It’s also a great idea to plant companion plants together like daylilies and daffodil bulbs, or even hostas or ferns with allium bulbs. This allows for a planting area to have early spring and summer blooms, extending the season of interest in the garden.
Over the years, I have developed a planting pallet of perennials that are hardier than most. Here is a list of my top ten favorites that are weather hearty, but still beautiful throughout the growing season.
1. Catmint (Nepeta) This is a showy mint relative with fragrant gray-green foliage and spikes of bright lavender flowers. These plants range in height from 12-24 inches and flower from April until November. One of my favorite cultivars is Walker’s Low which works well in massing and as a neat border plant. This is a great plant for pollinators.
2. Daylilies (Hemerocallis) are a favorite because they are versatile. They range in height from 18-inches to 3-feet and bloom July through August. They can be planted in sun or shade and can tolerate wet and dry soils. They are pretty much bullet proof. Two of my favorites are Rocket City and Persian Market. Rocket City has an Orange 6-inch bloom, 18-24 inches tall and it attracts humming birds and butterflies. Persian Market has a 7-inch bloom and is 27-inches tall, plus it is a rebloomer and is fragrant.
3. Fern Hay-Scented (Dennstaedtia punctiloba) typically are shade loving, but this fern is a favorite because it tolerates wide variations in sun moisture and soils. It also is a nice texture contrast when planted with course leaved hostas.
Fern Hay-scented (Dennstaedtia punctiloba)
4. Hardy Hibiscus (Hibiscus moscheutos) grow to about 3-feet in height and have giant plate size flowers. They break dormancy late but are worth the wait, they have a long bloom time from August through September. These beauties like wet areas and can be planted at the edge of a pond up to 6-inches of water depth.
Hardy Hibiscus (Hibiscus moscheutos)
5. Hostas (Hosta) range in size from a petit 10-inches to a huge 48-inches. These beauties add course texture, color, and fragrance to the garden. The only drawback is that deer find them to be tasty. I discovered that if I plant Allium bulbs with my hostas the deer tend to leave the hostas alone. Allium are in the onion family and I speculate the onion scent is a turn off to the deer.
6. Peony (Paeonia) are beautiful flowers that love the sun and bloom in May. They are known as the “Queen of Flowers” in the gardening world. They are deer resistant and have large blooms and are available in shades of red, pink, and white. Peonies have been known to live for a hundred years. I have a plant in my garden that is over 60 years old that came from my grandmother’s garden.
7. Creeping Phlox (Phlox subulata) also called moss phlox are 6-9 inches in height and bloom in early spring. This plant has evergreen foliage and makes a great groundcover in a location that gets a lot of sun and has sandy soil.
Creeping Phlox (Phlox subulata)
8. Siberian Iris (Iris siberica) is a spring flowering beauty that ranges in height from 28-40 inches and varieties come in whites, pinks, and purples. This plant can tolerate growing in 1-inch of water and likes full sun.

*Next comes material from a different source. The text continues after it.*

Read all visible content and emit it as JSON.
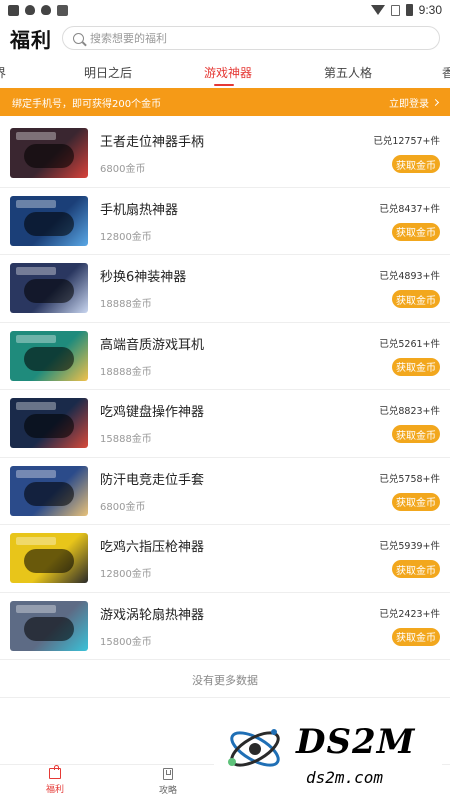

Siberian Iris (Iris siberica)
9. Fountain Grass Moudry Black (Pennisetum alopecuroides ‘Moudry’) is ornamental grass that prefers full sun and is known for its graceful foliage and brown foxtail seed heads. This plants blooms in early September and the seed heads and foliage can be left to turn golden and rustle in the winter wind providing winter interest as well. This plant is drought tolerant as is a great choice for xeriscaping.
Fountain Grass Moudry Black (Pennisetum alopecuroides ‘Moudry’)
10. Japanese Blood Grass (Imperata cylindrica Red Baron) This ornamental grass grows 12-18 inches in height and prefers sun but will tolerate partial shade. Blades of this grass are green at the base and blood red from mid-blade to the top, with the color becoming more intense in the fall.
Japanese Blood Grass (Imperata cylindrica Red Baron)